February 11, 2014 | By Carla Rivera
About 75 Cal State Los Angeles students and faculty showed up at a meeting Tuesday of the Academic Senate to demand that a course in ethnic studies be a requirement for graduation. Supporters argued that the courses are important in developing critical thinking and ensuring that the curriculum includes perspectives from all cultures.  The courses can also help students better relate to one another, especially in racially and ethnically diverse Los Angeles, said Jelani Hendrix, 23, a Pan-African studies major who addressed the senate.
February 9, 2014 | By Hailey Branson-Potts
The West Hollywood City Council has responded to growing criticism over the removal of a rainbow flag atop City Hall by agreeing to a compromise. The rainbow flag - raised above City Hall in June - will stay down. But the city will hang a new flag that incorporates rainbow colors into the city logo, a rough geographic outline of the municipality. Council members agreed to the change at a meeting last week. "This has been a very exciting debate," said Mayor Pro Tem John D'Amico.
February 9, 2014

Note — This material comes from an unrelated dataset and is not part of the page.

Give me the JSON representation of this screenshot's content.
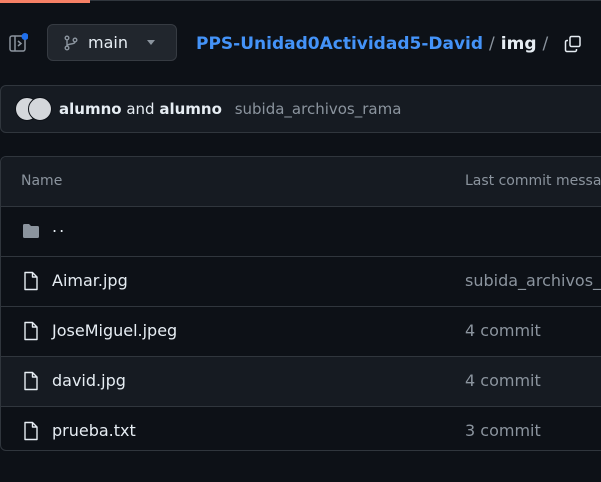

Re "Death penalty in Boston?," Editorial, Feb. 2 Thank you for your clear rationale declaiming the death penalty even for such a horrid crime as targeting innocent runners and spectators at the Boston Marathon. Vengeance is clearly no good reason for taking anyone's life. The death penalty is, as you so aptly point out, not only barbaric but immoral. As a Catholic, it is against the principle that I respect life from birth to death. Other stringent methods to punish a person exist and are more effective, such as life without parole.
February 9, 2014 | Michael Hiltzik
There are two possible policy outcomes to a severe drought like the one California is experiencing now. One is that the drought focuses the minds of political leaders and water users, prompting them to come together to craft a broad, comprehensive solution to a problem that won't be going away. The other is that the community of water users will fragment and turn on one another, with farmers lining up against environmentalists, suburbanites against farmers, and so on. Which way would you guess things are going?
February 7, 2014 | By Deborah Vankin
Just inside the entrance of Westwood's Hammer Museum stands a human-sized gingerbread hut by artist Nayland Blake. Left unadorned, its friendly, sugary scent wafts throughout the lobby. Across the room and up the museum's sweeping staircase, a harder-edged artwork of towering black-and-white text by Barbara Kruger reaches to the ceiling, dwarfing Blake's hut. "YOU," it screams. "You are here to get cultured. To get smarter, richer, younger, angrier, funnier, skinnier, hipper, hotter, wiser, weirder, cuter, and kinder.
Los Angeles Times Articles